Four tracks will run the length of the structure and will allow locomotives and rail cars to be exhibited in a controlled environment. This will allow some of the Northwest\'s most vulnerable and historically representative railway history artifacts to be protected from the weather yet remain accessible to the visiting public. Examples of objects to be included in the Train Shed include the 1898-built railway chapel car \'Messenger of Peace,\' White River Lumber caboose 001, Weyerhaeuser Timber Company locomotive 1 (FM H12-44, built 1951) and Northern Pacific steam locomotive 924 (Rogers L 5 Class, built 1899).

This $3.5 million project began construction in July 2009 and the building is scheduled for completion in early 2010. Track construction will follow in spring 2010 with the first exhibits appearing in summer 2010.

With support from all levels of government, a great many foundations, local business and hundreds of individuals, the project is more than 75% funded. Cascade Bank is providing the construction financing that is allowing the project to proceed and scores of volunteers have pledged to plant gardens, construct track, and build exhibits. Major funders include 4Culture, Schwab Fund, Washington Department of Commerce, Osberg Family Foundation, North American Railway Foundation, Washington State Historical Society, The Seattle Foundation, McEachern Foundation, and the Federal TEA-21 Enhancements program administered by the Washington State Department of Transportation.

Constructing a special-purpose building for a railway museum is a significant undertaking and it involves unique design features to address the immense mass of the objects, the size of the doors required to move objects in and out, and of course the needs of the visiting public.
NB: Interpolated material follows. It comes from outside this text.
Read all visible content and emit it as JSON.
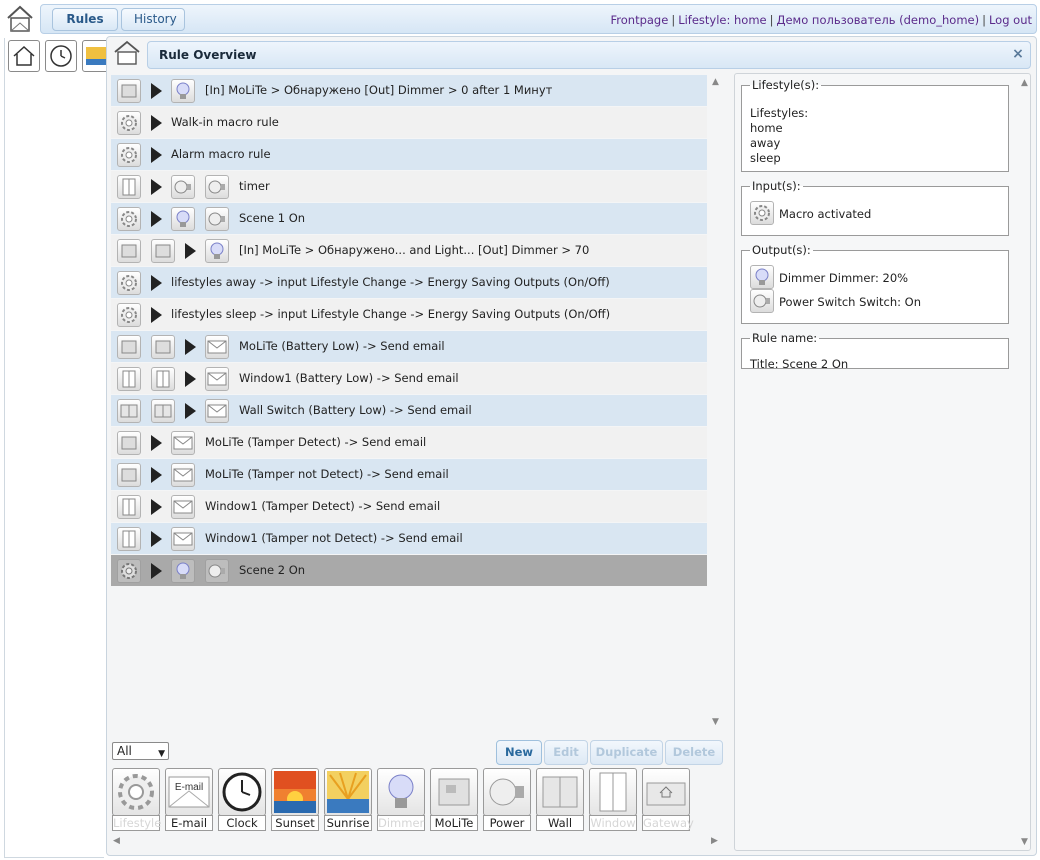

This photo essay reveals some of the special features and efforts to design and construct this museum exhibit building.

More information is available on the Northwest Railway Museum web site.